[Given data Boundary: Start]

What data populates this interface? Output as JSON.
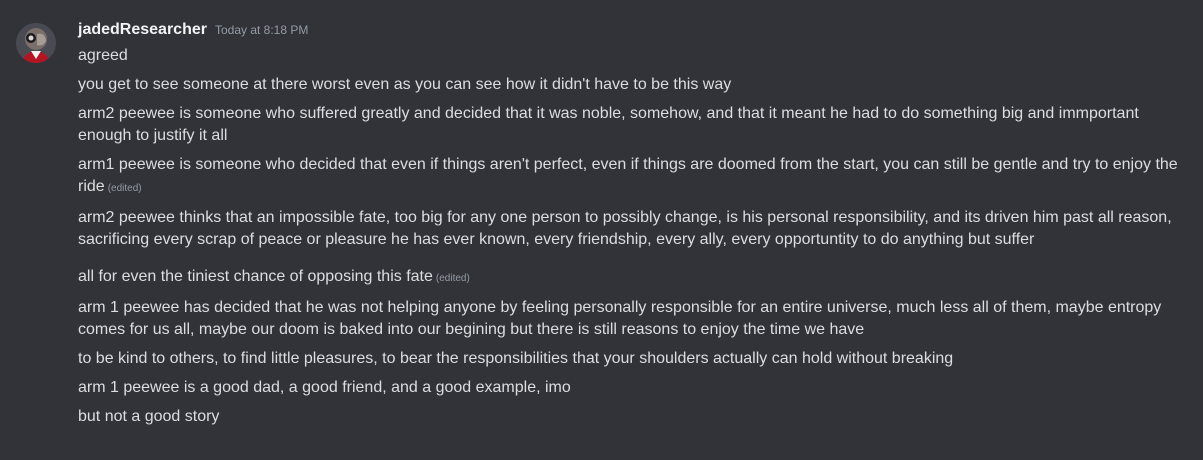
{
  "message": {
    "username": "jadedResearcher",
    "timestamp": "Today at 8:18 PM",
    "edited_label": "(edited)",
    "lines": [
      {
        "text": "agreed",
        "edited": false
      },
      {
        "text": "you get to see someone at there worst even as you can see how it didn't have to be this way",
        "edited": false
      },
      {
        "text": "arm2 peewee is someone who suffered greatly and decided that it was noble, somehow, and that it meant he had to do something big and immportant enough to justify it all",
        "edited": false
      },
      {
        "text": "arm1 peewee is someone who decided that even if things aren't perfect, even if things are doomed from the start, you can still be gentle and try to enjoy the ride",
        "edited": true
      },
      {
        "text": "arm2 peewee thinks that an impossible fate, too big for any one person to possibly change, is his personal responsibility, and its driven him past all reason, sacrificing every scrap of peace or pleasure he has ever known, every friendship, every ally, every opportuntity to do anything but suffer",
        "edited": false
      },
      {
        "text": "all for even the tiniest chance of opposing this fate",
        "edited": true
      },
      {
        "text": "arm 1 peewee has decided that he was not helping anyone by feeling personally responsible for an entire universe, much less all of them, maybe entropy comes for us all, maybe our doom is baked into our begining but there is still reasons to enjoy the time we have",
        "edited": false
      },
      {
        "text": "to be kind to others, to find little pleasures, to bear the responsibilities that your shoulders actually can hold without breaking",
        "edited": false
      },
      {
        "text": "arm 1 peewee is a good dad, a good friend, and a good example, imo",
        "edited": false
      },
      {
        "text": "but not a good story",
        "edited": false
      }
    ]
  },
  "colors": {
    "background": "#313338",
    "text": "#dbdee1",
    "username": "#f2f3f5",
    "muted": "#949ba4"
  },
  "icons": {
    "avatar": "user-avatar-icon"
  }
}
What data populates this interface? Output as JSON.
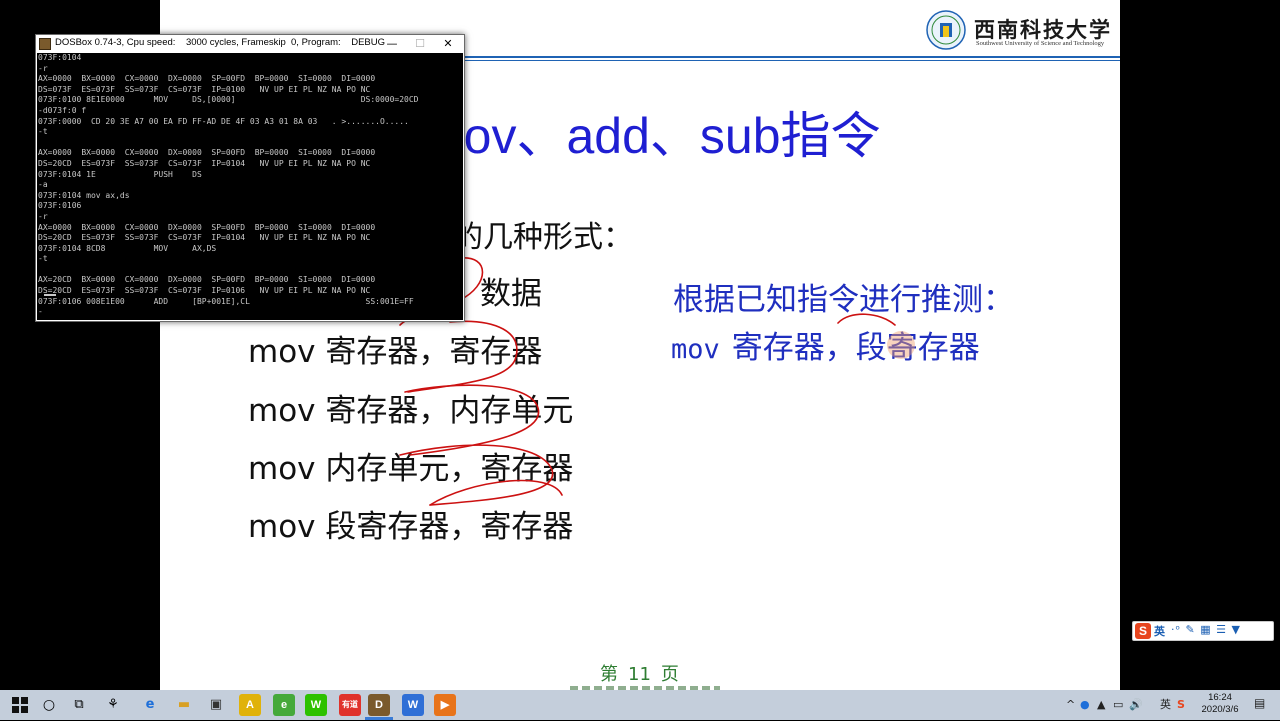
{
  "slide": {
    "logo": {
      "name_cn": "西南科技大学",
      "name_en": "Southwest University of Science and Technology"
    },
    "title": "mov、add、sub指令",
    "forms_heading": "的几种形式：",
    "data_word": "数据",
    "forms": [
      "mov 寄存器，寄存器",
      "mov 寄存器，内存单元",
      "mov 内存单元，寄存器",
      "mov 段寄存器，寄存器"
    ],
    "inference_heading": "根据已知指令进行推测：",
    "inference_mov": "mov",
    "inference_rest": "寄存器，段寄存器",
    "page_prefix": "第",
    "page_number": "11",
    "page_suffix": "页",
    "colors": {
      "title": "#1f1fd2",
      "accent_line": "#1f63b4",
      "inference": "#1f2fbf",
      "ink": "#cc1111",
      "page": "#2e7d32"
    }
  },
  "dosbox": {
    "title": "DOSBox 0.74-3, Cpu speed:    3000 cycles, Frameskip  0, Program:    DEBUG",
    "minimize": "—",
    "maximize": "☐",
    "close": "✕",
    "lines": [
      "073F:0104",
      "-r",
      "AX=0000  BX=0000  CX=0000  DX=0000  SP=00FD  BP=0000  SI=0000  DI=0000",
      "DS=073F  ES=073F  SS=073F  CS=073F  IP=0100   NV UP EI PL NZ NA PO NC",
      "073F:0100 8E1E0000      MOV     DS,[0000]                          DS:0000=20CD",
      "-d073f:0 f",
      "073F:0000  CD 20 3E A7 00 EA FD FF-AD DE 4F 03 A3 01 8A 03   . >.......O.....",
      "-t",
      "",
      "AX=0000  BX=0000  CX=0000  DX=0000  SP=00FD  BP=0000  SI=0000  DI=0000",
      "DS=20CD  ES=073F  SS=073F  CS=073F  IP=0104   NV UP EI PL NZ NA PO NC",
      "073F:0104 1E            PUSH    DS",
      "-a",
      "073F:0104 mov ax,ds",
      "073F:0106",
      "-r",
      "AX=0000  BX=0000  CX=0000  DX=0000  SP=00FD  BP=0000  SI=0000  DI=0000",
      "DS=20CD  ES=073F  SS=073F  CS=073F  IP=0104   NV UP EI PL NZ NA PO NC",
      "073F:0104 8CD8          MOV     AX,DS",
      "-t",
      "",
      "AX=20CD  BX=0000  CX=0000  DX=0000  SP=00FD  BP=0000  SI=0000  DI=0000",
      "DS=20CD  ES=073F  SS=073F  CS=073F  IP=0106   NV UP EI PL NZ NA PO NC",
      "073F:0106 008E1E00      ADD     [BP+001E],CL                        SS:001E=FF",
      "-"
    ]
  },
  "ime": {
    "lang": "英",
    "icons": "·ᵒ  ✎ ▦ ☰ ▼"
  },
  "taskbar": {
    "tray_chevron": "^",
    "tray_lang": "英",
    "volume": "🔊",
    "time": "16:24",
    "date": "2020/3/6",
    "apps": [
      {
        "name": "app-yellow",
        "glyph": "A",
        "color": "#e0b20a"
      },
      {
        "name": "app-360",
        "glyph": "e",
        "color": "#45a93a"
      },
      {
        "name": "app-wechat",
        "glyph": "W",
        "color": "#2dc100"
      },
      {
        "name": "app-youdao",
        "glyph": "有道",
        "color": "#e0322b"
      },
      {
        "name": "app-dosbox",
        "glyph": "D",
        "color": "#7a5a2c"
      },
      {
        "name": "app-wps",
        "glyph": "W",
        "color": "#2f6fd6"
      },
      {
        "name": "app-player",
        "glyph": "▶",
        "color": "#e8741a"
      }
    ]
  }
}
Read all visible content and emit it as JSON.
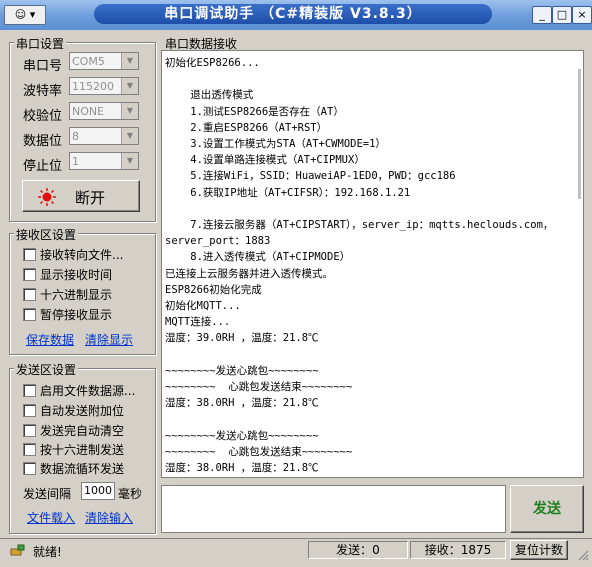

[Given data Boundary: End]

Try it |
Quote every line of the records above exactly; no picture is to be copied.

Exercise result |
What data populates this interface? Output as JSON.
{
  "message": {
    "username": "jadedResearcher",
    "timestamp": "Today at 8:18 PM",
    "edited_label": "(edited)",
    "lines": [
      {
        "text": "agreed",
        "edited": false
      },
      {
        "text": "you get to see someone at there worst even as you can see how it didn't have to be this way",
        "edited": false
      },
      {
        "text": "arm2 peewee is someone who suffered greatly and decided that it was noble, somehow, and that it meant he had to do something big and immportant enough to justify it all",
        "edited": false
      },
      {
        "text": "arm1 peewee is someone who decided that even if things aren't perfect, even if things are doomed from the start, you can still be gentle and try to enjoy the ride",
        "edited": true
      },
      {
        "text": "arm2 peewee thinks that an impossible fate, too big for any one person to possibly change, is his personal responsibility, and its driven him past all reason, sacrificing every scrap of peace or pleasure he has ever known, every friendship, every ally, every opportuntity to do anything but suffer",
        "edited": false
      },
      {
        "text": "all for even the tiniest chance of opposing this fate",
        "edited": true
      },
      {
        "text": "arm 1 peewee has decided that he was not helping anyone by feeling personally responsible for an entire universe, much less all of them, maybe entropy comes for us all, maybe our doom is baked into our begining but there is still reasons to enjoy the time we have",
        "edited": false
      },
      {
        "text": "to be kind to others, to find little pleasures, to bear the responsibilities that your shoulders actually can hold without breaking",
        "edited": false
      },
      {
        "text": "arm 1 peewee is a good dad, a good friend, and a good example, imo",
        "edited": false
      },
      {
        "text": "but not a good story",
        "edited": false
      }
    ]
  },
  "colors": {
    "background": "#313338",
    "text": "#dbdee1",
    "username": "#f2f3f5",
    "muted": "#949ba4"
  },
  "icons": {
    "avatar": "user-avatar-icon"
  }
}
What data populates this interface? Output as JSON.
{
  "slide": {
    "logo": {
      "name_cn": "西南科技大学",
      "name_en": "Southwest University of Science and Technology"
    },
    "title": "mov、add、sub指令",
    "forms_heading": "的几种形式：",
    "data_word": "数据",
    "forms": [
      "mov 寄存器，寄存器",
      "mov 寄存器，内存单元",
      "mov 内存单元，寄存器",
      "mov 段寄存器，寄存器"
    ],
    "inference_heading": "根据已知指令进行推测：",
    "inference_mov": "mov",
    "inference_rest": "寄存器，段寄存器",
    "page_prefix": "第",
    "page_number": "11",
    "page_suffix": "页",
    "colors": {
      "title": "#1f1fd2",
      "accent_line": "#1f63b4",
      "inference": "#1f2fbf",
      "ink": "#cc1111",
      "page": "#2e7d32"
    }
  },
  "dosbox": {
    "title": "DOSBox 0.74-3, Cpu speed:    3000 cycles, Frameskip  0, Program:    DEBUG",
    "minimize": "—",
    "maximize": "☐",
    "close": "✕",
    "lines": [
      "073F:0104",
      "-r",
      "AX=0000  BX=0000  CX=0000  DX=0000  SP=00FD  BP=0000  SI=0000  DI=0000",
      "DS=073F  ES=073F  SS=073F  CS=073F  IP=0100   NV UP EI PL NZ NA PO NC",
      "073F:0100 8E1E0000      MOV     DS,[0000]                          DS:0000=20CD",
      "-d073f:0 f",
      "073F:0000  CD 20 3E A7 00 EA FD FF-AD DE 4F 03 A3 01 8A 03   . >.......O.....",
      "-t",
      "",
      "AX=0000  BX=0000  CX=0000  DX=0000  SP=00FD  BP=0000  SI=0000  DI=0000",
      "DS=20CD  ES=073F  SS=073F  CS=073F  IP=0104   NV UP EI PL NZ NA PO NC",
      "073F:0104 1E            PUSH    DS",
      "-a",
      "073F:0104 mov ax,ds",
      "073F:0106",
      "-r",
      "AX=0000  BX=0000  CX=0000  DX=0000  SP=00FD  BP=0000  SI=0000  DI=0000",
      "DS=20CD  ES=073F  SS=073F  CS=073F  IP=0104   NV UP EI PL NZ NA PO NC",
      "073F:0104 8CD8          MOV     AX,DS",
      "-t",
      "",
      "AX=20CD  BX=0000  CX=0000  DX=0000  SP=00FD  BP=0000  SI=0000  DI=0000",
      "DS=20CD  ES=073F  SS=073F  CS=073F  IP=0106   NV UP EI PL NZ NA PO NC",
      "073F:0106 008E1E00      ADD     [BP+001E],CL                        SS:001E=FF",
      "-"
    ]
  },
  "ime": {
    "lang": "英",
    "icons": "·ᵒ  ✎ ▦ ☰ ▼"
  },
  "taskbar": {
    "tray_chevron": "^",
    "tray_lang": "英",
    "volume": "🔊",
    "time": "16:24",
    "date": "2020/3/6",
    "apps": [
      {
        "name": "app-yellow",
        "glyph": "A",
        "color": "#e0b20a"
      },
      {
        "name": "app-360",
        "glyph": "e",
        "color": "#45a93a"
      },
      {
        "name": "app-wechat",
        "glyph": "W",
        "color": "#2dc100"
      },
      {
        "name": "app-youdao",
        "glyph": "有道",
        "color": "#e0322b"
      },
      {
        "name": "app-dosbox",
        "glyph": "D",
        "color": "#7a5a2c"
      },
      {
        "name": "app-wps",
        "glyph": "W",
        "color": "#2f6fd6"
      },
      {
        "name": "app-player",
        "glyph": "▶",
        "color": "#e8741a"
      }
    ]
  }
}
Read all visible content and emit it as JSON.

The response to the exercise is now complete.